Still that can be largely forgotten due to the fact that Stiller and his cinematographer create some amazing visuals throughout this film. They capture whatever environment they are in amazingly well, especially the barren volcanic wastelands that Stiller ends up skateboarding down. While the story does have its odd low point it clearly outguns the film most similar to it – “Eat Pray Love.”

The smooth screenplay does also allow Stiller to produce a mixture of comedy and drama and as we have learned from some of his previous roles Stiller thrives on getting to play emotionally damaged characters, and once again here he comes to the fore.

Kristen Wiig and Shirley Maclaine almost seem wasted in their roles however Patton Oswalt makes a surprising cameo that is a joy to watch but the actor who steals the show here is Adam Scott. Scott puts in one of the best performances of the year as the villainous Hendricks and while he is a source of comedic relief he also brings a sense of evil to the film.

“The Secret Life Of Walter Mitty” may dip at one point but for the most part this is a good film that once again reminds cinema lovers that Ben Stiller is more than capable when he pulls on the director’s hat. As far as feel good movies go this one is a winner.

 

 Stars(3.5)

Average Subculture Rating (out of 5): Stars(3.5)

IMDB Rating:  The Secret Life of Walter Mitty (2013) on IMDb

Other Subculture Media Reviews of ‘American Hustle′: Please check our American Hustle review on The Good The Bad The Ugly Film Show Ep 62.

Trailer:

We're The Millers

Summary: David Burke (Jason Sudeikis) is a small-time pot dealer whose clientele includes chefs and soccer moms, but no kids – after all, he has his scruples. So what could go wrong? Plenty. Preferring to keep a low profile for obvious reasons, he learns the hard way that no good deed goes unpunished when he tries to help out some local teens and winds up getting jumped by a trio of gutter punks. Stealing his stash and his cash, they leave him in major debt to his supplier, Brad (Ed Helms). In order to wipe the slate clean – and maintain a clean bill of health – David must now become a big-time drug smuggler by bringing Brad’s latest shipment in from Mexico.

Twisting the arms of his neighbors, cynical stripper Rose (Jennifer Aniston) and wannabe customer Kenny (Will Poulter), and the tatted-and-pierced streetwise teen Casey (Emma Roberts), he devises a foolproof plan. One fake wife, two pretend kids and a huge, shiny RV later, the “Millers” are headed south of the border for a Fourth of July weekend that is sure to end with a bang.

Year: 2013

Australian Cinema Release Date: 15th August, 2013

Australian DVD Release Date: TBA

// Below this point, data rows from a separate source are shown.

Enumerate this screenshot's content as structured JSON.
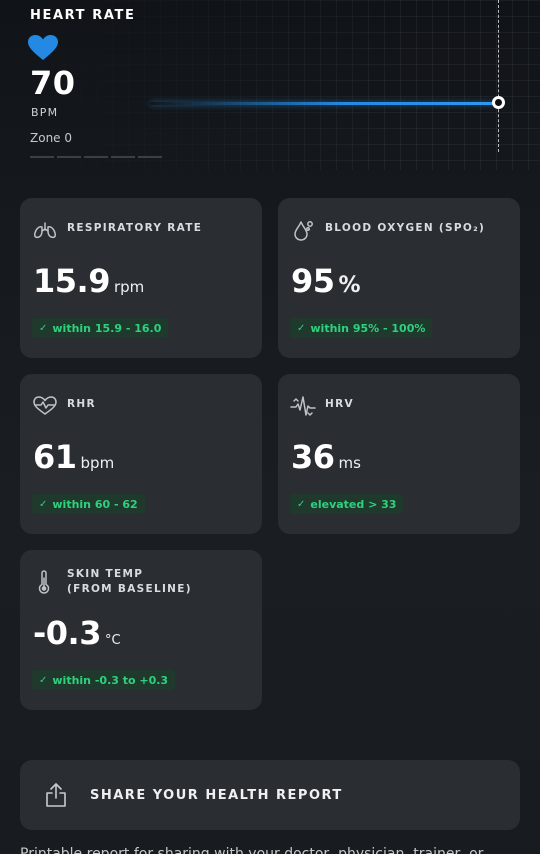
{
  "heart_rate": {
    "title": "HEART RATE",
    "value": "70",
    "unit": "BPM",
    "zone": "Zone 0",
    "accent_color": "#2389e2"
  },
  "metrics": [
    {
      "icon": "lungs-icon",
      "label": "RESPIRATORY RATE",
      "value": "15.9",
      "unit": "rpm",
      "range": "within 15.9 - 16.0"
    },
    {
      "icon": "droplet-icon",
      "label": "BLOOD OXYGEN (SPO₂)",
      "value": "95",
      "unit": "%",
      "range": "within 95% - 100%"
    },
    {
      "icon": "heart-wave-icon",
      "label": "RHR",
      "value": "61",
      "unit": "bpm",
      "range": "within 60 - 62"
    },
    {
      "icon": "pulse-icon",
      "label": "HRV",
      "value": "36",
      "unit": "ms",
      "range": "elevated > 33"
    },
    {
      "icon": "thermometer-icon",
      "label_line1": "SKIN TEMP",
      "label_line2": "(FROM BASELINE)",
      "value": "-0.3",
      "unit": "°C",
      "range": "within -0.3 to +0.3"
    }
  ],
  "share": {
    "icon": "share-icon",
    "label": "SHARE YOUR HEALTH REPORT",
    "description": "Printable report for sharing with your doctor, physician, trainer, or"
  },
  "colors": {
    "badge_text": "#2fd17f",
    "badge_bg": "#1f3a2d",
    "card_bg": "#2a2e33"
  }
}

Country: United States

Director: Rawson Marshall Thurber

Screenwriter: Steve Faber, Bob Fisher, Sean Anders, John Morris

Cast: Jennifer Aniston (Rose O’Reilly), Kathryn Hahn (Edie Fitzgerald), Ed Helms (Bard Gurdlinger), Laura-Leigh (Kymberly), Thomas Lennon (Rick Nathanson), Ken Marino (Todd), Nick Offerman (Don Fitzgerald), Will Poulter (Kenny Rossmore), Molly C. Quinn (Melissa Fitzgerald), Emma Roberts (Casey Mathis), Tomer Sisley (Pablo Chacon), Jason Sudekis (David Clark), Matthew Willig (One-Eye), Mark L. Young (Scottie P.)

Runtime: 110 mins

Classification:MA15+

SUBCULTURE MEDIA/THE GOOD THE BAD THE UGLY FILM SHOW REVIEWS/RATINGS OF ‘WE’RE THE MILLERS’:

David Griffiths: Stars(4)

Please check Dave’s review of ‘We’re The Millers’ that is available on The Helium Entertainment Channel

Greg King: Stars(3.5)

Please check Greg’s review of ‘We’re The Millers’ that is available at www.filmreviews.net.au

Nick Gardener: Stars(3)

Please check Nick’s review of ‘We’re The Millers’ that is available on Episode #45 of The Good The Bad The Ugly Film Show

Adam Ross: Stars(2)

Average Subculture Rating (out of 5): Stars(3)

IMDB Rating:  We're the Millers (2013) on IMDb

Other Subculture Media Reviews of ‘We’re The Millers′: Please check Episode #45 of The Good The Bad The Ugly Film Show for more reviews of ‘We’re The Millers’.

Trailer: